TRY IT:
Pull every "caption" line out of the data below.

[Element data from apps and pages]
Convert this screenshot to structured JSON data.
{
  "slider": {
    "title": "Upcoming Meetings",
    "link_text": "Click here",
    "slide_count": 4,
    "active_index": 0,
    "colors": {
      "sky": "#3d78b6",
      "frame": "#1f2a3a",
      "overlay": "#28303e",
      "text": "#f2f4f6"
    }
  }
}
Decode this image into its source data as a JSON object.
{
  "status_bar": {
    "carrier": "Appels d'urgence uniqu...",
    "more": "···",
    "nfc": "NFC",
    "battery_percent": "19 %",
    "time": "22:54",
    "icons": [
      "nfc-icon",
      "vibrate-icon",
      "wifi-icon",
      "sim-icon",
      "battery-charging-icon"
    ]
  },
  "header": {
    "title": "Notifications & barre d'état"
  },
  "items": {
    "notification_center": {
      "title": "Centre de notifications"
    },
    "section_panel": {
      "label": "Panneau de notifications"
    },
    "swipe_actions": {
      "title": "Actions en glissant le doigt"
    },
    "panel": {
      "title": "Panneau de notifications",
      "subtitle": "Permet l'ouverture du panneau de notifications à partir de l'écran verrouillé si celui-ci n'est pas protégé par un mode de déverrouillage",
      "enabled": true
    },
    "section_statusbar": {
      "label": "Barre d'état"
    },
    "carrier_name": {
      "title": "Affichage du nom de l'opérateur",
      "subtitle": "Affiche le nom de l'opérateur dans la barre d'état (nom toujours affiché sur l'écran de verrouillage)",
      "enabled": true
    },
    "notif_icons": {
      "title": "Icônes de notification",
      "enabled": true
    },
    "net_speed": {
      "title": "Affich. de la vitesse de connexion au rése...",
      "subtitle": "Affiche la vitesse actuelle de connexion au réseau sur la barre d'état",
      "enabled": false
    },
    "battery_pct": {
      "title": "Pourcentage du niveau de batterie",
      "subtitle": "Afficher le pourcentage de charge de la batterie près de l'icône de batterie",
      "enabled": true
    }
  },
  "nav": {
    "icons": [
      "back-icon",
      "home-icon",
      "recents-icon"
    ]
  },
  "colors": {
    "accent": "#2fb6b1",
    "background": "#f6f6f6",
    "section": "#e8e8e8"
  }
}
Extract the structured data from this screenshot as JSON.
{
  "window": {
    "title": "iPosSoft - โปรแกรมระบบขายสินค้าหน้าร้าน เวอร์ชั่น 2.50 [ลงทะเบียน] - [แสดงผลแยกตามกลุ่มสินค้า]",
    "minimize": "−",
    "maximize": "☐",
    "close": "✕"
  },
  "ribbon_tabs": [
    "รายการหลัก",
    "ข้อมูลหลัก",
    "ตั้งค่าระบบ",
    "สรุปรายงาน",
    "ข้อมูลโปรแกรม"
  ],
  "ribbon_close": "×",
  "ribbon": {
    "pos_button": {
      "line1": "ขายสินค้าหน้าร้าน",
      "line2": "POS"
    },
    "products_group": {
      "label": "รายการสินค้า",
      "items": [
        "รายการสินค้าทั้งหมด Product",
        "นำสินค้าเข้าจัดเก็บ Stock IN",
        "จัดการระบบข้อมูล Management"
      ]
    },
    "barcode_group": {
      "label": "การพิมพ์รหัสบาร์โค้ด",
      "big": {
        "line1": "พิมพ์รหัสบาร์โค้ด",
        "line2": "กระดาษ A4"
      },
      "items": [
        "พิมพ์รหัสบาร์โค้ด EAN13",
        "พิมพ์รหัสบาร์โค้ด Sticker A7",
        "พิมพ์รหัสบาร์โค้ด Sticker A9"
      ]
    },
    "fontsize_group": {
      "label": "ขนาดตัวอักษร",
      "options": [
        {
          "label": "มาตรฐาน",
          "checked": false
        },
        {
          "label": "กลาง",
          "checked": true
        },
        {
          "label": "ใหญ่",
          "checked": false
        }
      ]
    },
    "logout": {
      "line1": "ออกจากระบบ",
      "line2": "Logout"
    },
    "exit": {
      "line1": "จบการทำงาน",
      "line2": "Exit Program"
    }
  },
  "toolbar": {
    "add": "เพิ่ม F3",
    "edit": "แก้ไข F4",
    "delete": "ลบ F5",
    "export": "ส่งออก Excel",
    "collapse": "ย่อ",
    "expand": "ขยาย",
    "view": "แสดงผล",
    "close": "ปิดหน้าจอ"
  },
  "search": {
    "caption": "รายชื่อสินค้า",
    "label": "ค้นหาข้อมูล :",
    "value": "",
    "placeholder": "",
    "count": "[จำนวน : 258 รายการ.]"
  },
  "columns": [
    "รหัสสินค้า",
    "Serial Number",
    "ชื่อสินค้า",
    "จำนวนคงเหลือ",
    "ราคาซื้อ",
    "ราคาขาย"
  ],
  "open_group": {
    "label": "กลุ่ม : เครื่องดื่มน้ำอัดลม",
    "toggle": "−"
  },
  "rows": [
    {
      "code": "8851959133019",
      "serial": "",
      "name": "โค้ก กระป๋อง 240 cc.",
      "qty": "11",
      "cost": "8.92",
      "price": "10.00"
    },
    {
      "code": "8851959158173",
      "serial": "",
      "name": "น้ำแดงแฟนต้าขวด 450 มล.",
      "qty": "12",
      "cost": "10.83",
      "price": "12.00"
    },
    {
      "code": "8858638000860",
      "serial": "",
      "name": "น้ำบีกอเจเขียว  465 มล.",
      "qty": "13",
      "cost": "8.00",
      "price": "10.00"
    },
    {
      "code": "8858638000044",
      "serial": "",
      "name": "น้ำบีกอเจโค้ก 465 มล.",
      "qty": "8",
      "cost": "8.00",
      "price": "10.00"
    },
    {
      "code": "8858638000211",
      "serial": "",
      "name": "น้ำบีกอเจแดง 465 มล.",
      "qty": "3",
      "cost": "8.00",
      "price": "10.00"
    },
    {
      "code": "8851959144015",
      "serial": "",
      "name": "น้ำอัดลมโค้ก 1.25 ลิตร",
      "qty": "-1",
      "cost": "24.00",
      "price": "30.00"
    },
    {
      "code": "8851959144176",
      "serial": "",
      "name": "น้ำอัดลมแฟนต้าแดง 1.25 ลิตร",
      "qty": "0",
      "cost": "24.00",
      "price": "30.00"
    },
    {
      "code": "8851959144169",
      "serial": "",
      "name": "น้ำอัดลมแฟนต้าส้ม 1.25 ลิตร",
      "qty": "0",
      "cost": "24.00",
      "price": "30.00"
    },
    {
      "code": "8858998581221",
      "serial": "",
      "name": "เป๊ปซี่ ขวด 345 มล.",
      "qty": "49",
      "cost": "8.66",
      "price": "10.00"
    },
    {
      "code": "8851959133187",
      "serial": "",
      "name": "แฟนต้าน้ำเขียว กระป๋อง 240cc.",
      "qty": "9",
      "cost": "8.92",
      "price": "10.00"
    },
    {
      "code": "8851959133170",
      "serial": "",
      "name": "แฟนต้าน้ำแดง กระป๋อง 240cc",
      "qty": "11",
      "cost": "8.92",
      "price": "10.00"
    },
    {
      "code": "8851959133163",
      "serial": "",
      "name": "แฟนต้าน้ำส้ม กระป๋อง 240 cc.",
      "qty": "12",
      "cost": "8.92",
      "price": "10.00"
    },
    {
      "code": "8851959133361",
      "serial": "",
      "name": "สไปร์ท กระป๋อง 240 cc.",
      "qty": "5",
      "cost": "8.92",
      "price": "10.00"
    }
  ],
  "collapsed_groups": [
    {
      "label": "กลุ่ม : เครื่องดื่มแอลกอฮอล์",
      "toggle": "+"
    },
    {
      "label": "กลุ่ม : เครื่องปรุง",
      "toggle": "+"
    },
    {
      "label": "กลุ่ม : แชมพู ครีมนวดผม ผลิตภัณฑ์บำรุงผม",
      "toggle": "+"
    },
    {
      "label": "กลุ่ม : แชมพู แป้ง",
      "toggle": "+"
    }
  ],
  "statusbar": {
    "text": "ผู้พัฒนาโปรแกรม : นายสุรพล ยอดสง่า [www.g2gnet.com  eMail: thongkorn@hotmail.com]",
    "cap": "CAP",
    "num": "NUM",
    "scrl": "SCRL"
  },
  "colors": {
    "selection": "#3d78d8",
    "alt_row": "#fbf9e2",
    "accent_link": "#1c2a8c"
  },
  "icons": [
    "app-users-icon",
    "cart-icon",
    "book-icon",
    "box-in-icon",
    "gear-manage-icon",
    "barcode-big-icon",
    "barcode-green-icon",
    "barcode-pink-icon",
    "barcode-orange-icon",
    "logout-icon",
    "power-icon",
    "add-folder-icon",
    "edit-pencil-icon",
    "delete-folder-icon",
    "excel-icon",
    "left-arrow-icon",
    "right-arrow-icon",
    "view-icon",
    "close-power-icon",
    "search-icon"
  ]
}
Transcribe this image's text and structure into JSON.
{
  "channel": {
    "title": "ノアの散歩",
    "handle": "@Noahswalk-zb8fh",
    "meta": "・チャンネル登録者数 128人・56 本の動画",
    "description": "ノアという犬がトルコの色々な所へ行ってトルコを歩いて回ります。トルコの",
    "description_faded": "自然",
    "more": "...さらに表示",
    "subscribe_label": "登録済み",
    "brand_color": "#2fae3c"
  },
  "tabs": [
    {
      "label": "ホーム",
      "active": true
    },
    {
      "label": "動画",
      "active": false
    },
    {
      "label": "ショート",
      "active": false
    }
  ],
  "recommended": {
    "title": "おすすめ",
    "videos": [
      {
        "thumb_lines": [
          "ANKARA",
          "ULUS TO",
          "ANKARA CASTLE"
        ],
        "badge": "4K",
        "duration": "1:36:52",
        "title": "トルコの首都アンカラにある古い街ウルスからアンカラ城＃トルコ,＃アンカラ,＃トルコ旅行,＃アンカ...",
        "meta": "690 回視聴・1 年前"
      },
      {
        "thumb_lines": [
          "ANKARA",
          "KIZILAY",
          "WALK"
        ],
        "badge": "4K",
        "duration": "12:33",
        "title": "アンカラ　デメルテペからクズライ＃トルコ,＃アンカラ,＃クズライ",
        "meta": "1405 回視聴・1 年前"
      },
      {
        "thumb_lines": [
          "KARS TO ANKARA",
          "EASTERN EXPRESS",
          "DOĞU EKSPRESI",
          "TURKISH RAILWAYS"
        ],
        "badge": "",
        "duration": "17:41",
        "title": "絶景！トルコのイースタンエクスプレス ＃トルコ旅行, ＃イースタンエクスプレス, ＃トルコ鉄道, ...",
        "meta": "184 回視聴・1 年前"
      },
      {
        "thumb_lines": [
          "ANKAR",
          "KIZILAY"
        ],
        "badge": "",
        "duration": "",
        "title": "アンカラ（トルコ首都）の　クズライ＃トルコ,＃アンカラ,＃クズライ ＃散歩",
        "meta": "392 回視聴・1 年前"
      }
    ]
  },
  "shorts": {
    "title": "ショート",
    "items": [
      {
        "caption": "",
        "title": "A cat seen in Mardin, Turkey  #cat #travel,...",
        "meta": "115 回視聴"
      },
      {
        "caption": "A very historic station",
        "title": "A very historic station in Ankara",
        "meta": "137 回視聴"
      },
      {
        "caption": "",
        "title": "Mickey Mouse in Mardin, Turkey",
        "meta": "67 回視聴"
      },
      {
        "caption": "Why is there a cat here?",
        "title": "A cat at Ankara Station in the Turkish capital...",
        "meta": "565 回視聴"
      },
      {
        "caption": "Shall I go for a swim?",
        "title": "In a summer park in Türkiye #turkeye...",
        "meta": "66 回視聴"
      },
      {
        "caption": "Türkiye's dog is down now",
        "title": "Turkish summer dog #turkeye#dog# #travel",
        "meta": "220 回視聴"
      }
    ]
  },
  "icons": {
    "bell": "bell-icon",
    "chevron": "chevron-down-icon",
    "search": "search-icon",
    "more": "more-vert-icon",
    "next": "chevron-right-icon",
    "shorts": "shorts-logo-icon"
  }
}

TASK OUTPUT:
    "caption": "รายชื่อสินค้า",
        "caption": "",
        "caption": "A very historic station",
        "caption": "",
        "caption": "Why is there a cat here?",
        "caption": "Shall I go for a swim?",
        "caption": "Türkiye's dog is down now",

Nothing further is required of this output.